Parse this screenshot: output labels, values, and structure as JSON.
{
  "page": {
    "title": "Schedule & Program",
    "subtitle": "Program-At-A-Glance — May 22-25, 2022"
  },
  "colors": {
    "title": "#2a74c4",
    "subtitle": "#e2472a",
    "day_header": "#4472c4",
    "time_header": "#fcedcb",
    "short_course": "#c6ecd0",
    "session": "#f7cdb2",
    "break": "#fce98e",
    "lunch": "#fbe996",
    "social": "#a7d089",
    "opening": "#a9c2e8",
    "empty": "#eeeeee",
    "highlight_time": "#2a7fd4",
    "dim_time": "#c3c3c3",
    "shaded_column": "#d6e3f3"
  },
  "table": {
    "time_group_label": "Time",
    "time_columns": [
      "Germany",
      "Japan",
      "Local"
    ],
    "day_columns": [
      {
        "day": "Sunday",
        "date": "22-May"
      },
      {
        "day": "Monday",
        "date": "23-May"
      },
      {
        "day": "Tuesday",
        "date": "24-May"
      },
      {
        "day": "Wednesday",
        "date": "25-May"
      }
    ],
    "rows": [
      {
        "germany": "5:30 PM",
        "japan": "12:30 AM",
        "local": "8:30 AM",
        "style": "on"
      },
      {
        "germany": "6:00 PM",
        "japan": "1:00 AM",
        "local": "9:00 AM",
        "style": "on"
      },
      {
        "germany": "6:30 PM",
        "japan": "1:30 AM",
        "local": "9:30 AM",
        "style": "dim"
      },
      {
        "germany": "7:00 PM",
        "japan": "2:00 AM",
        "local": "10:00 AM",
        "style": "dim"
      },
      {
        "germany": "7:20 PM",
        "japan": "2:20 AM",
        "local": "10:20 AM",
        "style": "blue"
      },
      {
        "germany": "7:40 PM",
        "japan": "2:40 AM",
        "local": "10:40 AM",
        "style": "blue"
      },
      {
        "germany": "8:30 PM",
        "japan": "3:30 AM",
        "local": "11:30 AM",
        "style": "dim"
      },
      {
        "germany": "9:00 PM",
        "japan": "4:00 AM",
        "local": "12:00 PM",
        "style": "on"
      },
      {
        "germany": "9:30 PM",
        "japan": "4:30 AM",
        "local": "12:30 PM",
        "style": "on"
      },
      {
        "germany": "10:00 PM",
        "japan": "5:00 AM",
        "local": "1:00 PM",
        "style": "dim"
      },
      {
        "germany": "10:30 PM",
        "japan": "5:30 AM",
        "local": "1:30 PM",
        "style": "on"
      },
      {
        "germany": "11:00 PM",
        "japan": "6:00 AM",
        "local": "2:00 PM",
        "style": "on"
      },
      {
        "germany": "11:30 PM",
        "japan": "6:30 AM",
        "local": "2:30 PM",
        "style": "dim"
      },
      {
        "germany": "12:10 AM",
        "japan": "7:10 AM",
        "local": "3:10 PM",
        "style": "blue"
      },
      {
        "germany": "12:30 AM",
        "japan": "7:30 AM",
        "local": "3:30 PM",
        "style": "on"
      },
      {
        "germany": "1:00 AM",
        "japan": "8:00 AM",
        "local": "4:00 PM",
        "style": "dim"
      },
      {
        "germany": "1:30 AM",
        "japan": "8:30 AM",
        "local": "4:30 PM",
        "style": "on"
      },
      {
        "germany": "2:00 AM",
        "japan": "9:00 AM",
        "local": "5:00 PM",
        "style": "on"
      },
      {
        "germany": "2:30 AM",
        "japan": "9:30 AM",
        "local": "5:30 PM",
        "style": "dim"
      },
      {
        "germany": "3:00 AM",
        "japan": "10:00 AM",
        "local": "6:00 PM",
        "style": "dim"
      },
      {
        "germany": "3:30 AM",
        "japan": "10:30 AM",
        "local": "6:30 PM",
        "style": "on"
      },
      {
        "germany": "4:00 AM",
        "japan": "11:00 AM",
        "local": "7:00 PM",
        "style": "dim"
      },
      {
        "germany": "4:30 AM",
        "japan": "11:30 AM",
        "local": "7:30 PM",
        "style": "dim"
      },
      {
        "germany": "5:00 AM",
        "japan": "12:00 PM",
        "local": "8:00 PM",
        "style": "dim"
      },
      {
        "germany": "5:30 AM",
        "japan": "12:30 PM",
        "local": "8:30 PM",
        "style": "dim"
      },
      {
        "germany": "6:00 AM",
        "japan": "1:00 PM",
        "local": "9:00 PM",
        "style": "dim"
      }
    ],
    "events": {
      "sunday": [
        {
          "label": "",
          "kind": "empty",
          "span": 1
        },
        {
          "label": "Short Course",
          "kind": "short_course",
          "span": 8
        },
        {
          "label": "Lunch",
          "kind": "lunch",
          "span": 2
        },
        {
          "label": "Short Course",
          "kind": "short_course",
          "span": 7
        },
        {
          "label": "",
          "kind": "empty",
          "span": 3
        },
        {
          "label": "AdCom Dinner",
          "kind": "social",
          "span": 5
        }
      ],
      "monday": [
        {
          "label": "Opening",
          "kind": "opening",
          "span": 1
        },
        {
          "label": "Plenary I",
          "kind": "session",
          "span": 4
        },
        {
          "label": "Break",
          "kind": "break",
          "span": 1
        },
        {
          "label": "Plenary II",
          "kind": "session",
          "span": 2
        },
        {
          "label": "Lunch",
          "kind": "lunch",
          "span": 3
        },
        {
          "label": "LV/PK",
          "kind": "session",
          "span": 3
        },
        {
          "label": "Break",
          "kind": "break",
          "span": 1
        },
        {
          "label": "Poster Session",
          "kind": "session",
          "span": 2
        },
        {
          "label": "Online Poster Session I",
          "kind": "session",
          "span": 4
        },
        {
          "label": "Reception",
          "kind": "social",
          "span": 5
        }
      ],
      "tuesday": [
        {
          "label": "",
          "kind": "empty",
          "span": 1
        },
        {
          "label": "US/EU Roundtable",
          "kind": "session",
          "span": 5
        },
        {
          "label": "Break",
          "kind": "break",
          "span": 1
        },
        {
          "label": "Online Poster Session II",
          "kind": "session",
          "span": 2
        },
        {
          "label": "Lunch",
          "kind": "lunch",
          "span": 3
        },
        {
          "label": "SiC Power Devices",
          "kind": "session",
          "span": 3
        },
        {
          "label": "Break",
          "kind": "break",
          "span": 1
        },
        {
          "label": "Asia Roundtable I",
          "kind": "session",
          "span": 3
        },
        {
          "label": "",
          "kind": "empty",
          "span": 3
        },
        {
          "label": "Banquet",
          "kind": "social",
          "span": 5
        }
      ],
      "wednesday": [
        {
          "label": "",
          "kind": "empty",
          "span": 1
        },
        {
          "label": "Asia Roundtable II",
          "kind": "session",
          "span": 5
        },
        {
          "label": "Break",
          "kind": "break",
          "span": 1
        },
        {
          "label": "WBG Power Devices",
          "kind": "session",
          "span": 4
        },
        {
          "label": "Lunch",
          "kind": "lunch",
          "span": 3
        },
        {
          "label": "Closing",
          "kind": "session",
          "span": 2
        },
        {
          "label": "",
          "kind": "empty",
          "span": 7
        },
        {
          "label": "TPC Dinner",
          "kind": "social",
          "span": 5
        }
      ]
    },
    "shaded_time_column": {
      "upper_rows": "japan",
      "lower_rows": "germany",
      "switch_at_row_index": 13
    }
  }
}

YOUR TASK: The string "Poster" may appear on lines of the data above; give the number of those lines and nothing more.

ANSWER TO THIS PROBLEM: 3